Background: Despite the fact that 80% of patients with heart failure are aged more than 65 years, recognition of cognitive impairment by physicians in this population has received relatively little attention. The current study evaluated physician documentation (as a measure of recognition) of cognitive impairment at the time of discharge in a cohort of older adults hospitalized for heart failure. Methods: We performed a prospective cohort study of older adults hospitalized with a primary diagnosis of heart failure. Cognitive status was evaluated with the Folstein Mini-Mental State Examination at the time of hospitalization. A score of 21 to 24 was used to indicate mild cognitive impairment, and a score of ≤ 20 was used to indicate moderate to severe impairment. To evaluate physician documentation of cognitive impairment, we used a standardized form with a targeted keyword strategy to review hospital discharge summaries. We calculated the proportion of patients with cognitive impairment documented as such by physicians and compared characteristics between groups with and without documented cognitive impairment. We then analyzed the association of cognitive impairment and documentation of cognitive impairment with 6-month mortality or readmission using Cox proportional hazards regression. Results: A total of 282 patients completed the cognitive assessment. Their mean age was 80 years of age, 18.8% were nonwhite, and 53.2% were female. Cognitive impairment was present in 132 of 282 patients (46.8% overall; 25.2% mild, 21.6% moderate-severe). Among those with cognitive impairment, 30 of 132 (22.7%) were documented as such by physicians. Compared with patients whose cognitive impairment was documented by physicians, those whose impairment was not documented were younger (81.3 vs 85.2 years, P <.05) and had less severe impairment (median Mini-Mental State Examination score 22.0 vs 18.0, P <.01). After multivariable adjustment, patients whose cognitive impairment was not documented were significantly more likely to experience 6-month mortality or hospital readmission than patients without cognitive impairment. Conclusions: Cognitive impairment is common in older adults hospitalized for heart failure, yet it is frequently not documented by physicians.

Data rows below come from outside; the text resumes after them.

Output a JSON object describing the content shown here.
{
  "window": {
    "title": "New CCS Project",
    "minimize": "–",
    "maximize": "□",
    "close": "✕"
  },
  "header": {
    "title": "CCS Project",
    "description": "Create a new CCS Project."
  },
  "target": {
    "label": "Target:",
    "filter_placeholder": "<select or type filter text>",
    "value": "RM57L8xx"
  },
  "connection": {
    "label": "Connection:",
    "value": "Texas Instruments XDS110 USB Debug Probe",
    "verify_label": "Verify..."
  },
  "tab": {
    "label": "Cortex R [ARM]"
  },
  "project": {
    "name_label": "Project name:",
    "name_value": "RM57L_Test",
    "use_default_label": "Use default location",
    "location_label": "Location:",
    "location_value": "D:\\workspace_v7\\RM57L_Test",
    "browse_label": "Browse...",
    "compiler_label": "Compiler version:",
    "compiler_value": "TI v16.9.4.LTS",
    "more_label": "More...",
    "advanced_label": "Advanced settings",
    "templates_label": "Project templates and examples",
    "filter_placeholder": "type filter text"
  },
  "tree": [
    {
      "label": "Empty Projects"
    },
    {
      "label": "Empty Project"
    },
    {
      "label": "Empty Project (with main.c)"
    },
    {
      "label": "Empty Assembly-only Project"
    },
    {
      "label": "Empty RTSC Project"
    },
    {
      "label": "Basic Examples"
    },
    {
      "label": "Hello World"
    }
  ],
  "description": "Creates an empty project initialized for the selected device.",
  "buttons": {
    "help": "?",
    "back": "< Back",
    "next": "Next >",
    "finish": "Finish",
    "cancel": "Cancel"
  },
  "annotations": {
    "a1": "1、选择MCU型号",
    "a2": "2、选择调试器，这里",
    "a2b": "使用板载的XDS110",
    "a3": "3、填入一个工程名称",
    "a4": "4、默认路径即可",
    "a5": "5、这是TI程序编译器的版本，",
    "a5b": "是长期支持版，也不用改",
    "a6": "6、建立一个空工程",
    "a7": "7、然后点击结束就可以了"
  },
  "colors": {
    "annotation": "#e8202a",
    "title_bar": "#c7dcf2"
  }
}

Implementation of strategies to improve recognition and documentation of cognitive impairment may improve the care of these patients, particularly at the time of hospital discharge.
- Heart failure